Sedation, especially over-sedation, lowers the patient's respiratory drive and is predictive of ineffective triggering that is related to increased duration of mechanical ventilation10. Over-sedation can cause diaphragmatic inactivity. The combination of diaphragmatic inactivity and mechanical ventilation for 18-69 hours can result in marked atrophy of human diaphragm myofibers11.
Avoidance of over-sedation has been proven to be useful in shortening the duration of mechanical ventilation in many studies.

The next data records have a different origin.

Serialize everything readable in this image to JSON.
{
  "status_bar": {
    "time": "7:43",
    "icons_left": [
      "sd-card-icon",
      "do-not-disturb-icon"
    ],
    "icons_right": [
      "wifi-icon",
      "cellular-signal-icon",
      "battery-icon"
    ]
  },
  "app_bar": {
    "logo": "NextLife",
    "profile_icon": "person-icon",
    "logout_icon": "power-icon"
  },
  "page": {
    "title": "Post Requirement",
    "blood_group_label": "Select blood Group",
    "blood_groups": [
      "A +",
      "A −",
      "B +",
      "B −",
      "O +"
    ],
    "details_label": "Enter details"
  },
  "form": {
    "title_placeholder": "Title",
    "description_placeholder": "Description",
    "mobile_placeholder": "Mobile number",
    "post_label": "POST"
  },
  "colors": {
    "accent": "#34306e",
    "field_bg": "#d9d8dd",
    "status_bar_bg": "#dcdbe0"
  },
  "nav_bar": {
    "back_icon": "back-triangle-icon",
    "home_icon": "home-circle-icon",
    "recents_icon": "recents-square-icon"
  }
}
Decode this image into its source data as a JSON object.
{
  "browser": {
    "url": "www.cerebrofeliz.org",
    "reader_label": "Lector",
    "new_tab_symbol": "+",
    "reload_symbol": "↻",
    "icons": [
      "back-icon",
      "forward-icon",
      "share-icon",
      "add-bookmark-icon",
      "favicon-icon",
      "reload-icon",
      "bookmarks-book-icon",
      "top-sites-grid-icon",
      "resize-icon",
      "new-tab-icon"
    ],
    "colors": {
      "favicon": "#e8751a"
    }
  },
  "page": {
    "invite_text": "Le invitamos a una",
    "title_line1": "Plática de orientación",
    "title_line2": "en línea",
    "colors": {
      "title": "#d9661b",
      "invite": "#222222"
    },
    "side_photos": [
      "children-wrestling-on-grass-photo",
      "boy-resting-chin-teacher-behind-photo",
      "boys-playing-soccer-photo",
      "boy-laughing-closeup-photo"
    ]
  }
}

Some clinicians have used protocol-based sedation/analgesia management to avoid over-sedation, and found that these patients needed fewer ventilator days12,13. Others introduced daily interruption of sedatives and were able to reduce ventilator days14. Some even proposed no sedation for ventilated patients and were able to show shortened ventilator days, but the patients with no sedation had a higher chance of agitated delirium (one in five patients)15.
Clinicians should not use sedatives as the first choice in managing patient-ventilator asynchrony. Reassess the ventilator settings first. When sedatives and analgesics are needed, attention needs to be paid to avoid over-sedation in order to facilitate a faster weaning from mechanical ventilation. Review Clinical Practice Guidelines for the Sustained Use of Sedatives and Analgesics in the Critically Ill Adult from the Society of Critical Care Medicine16.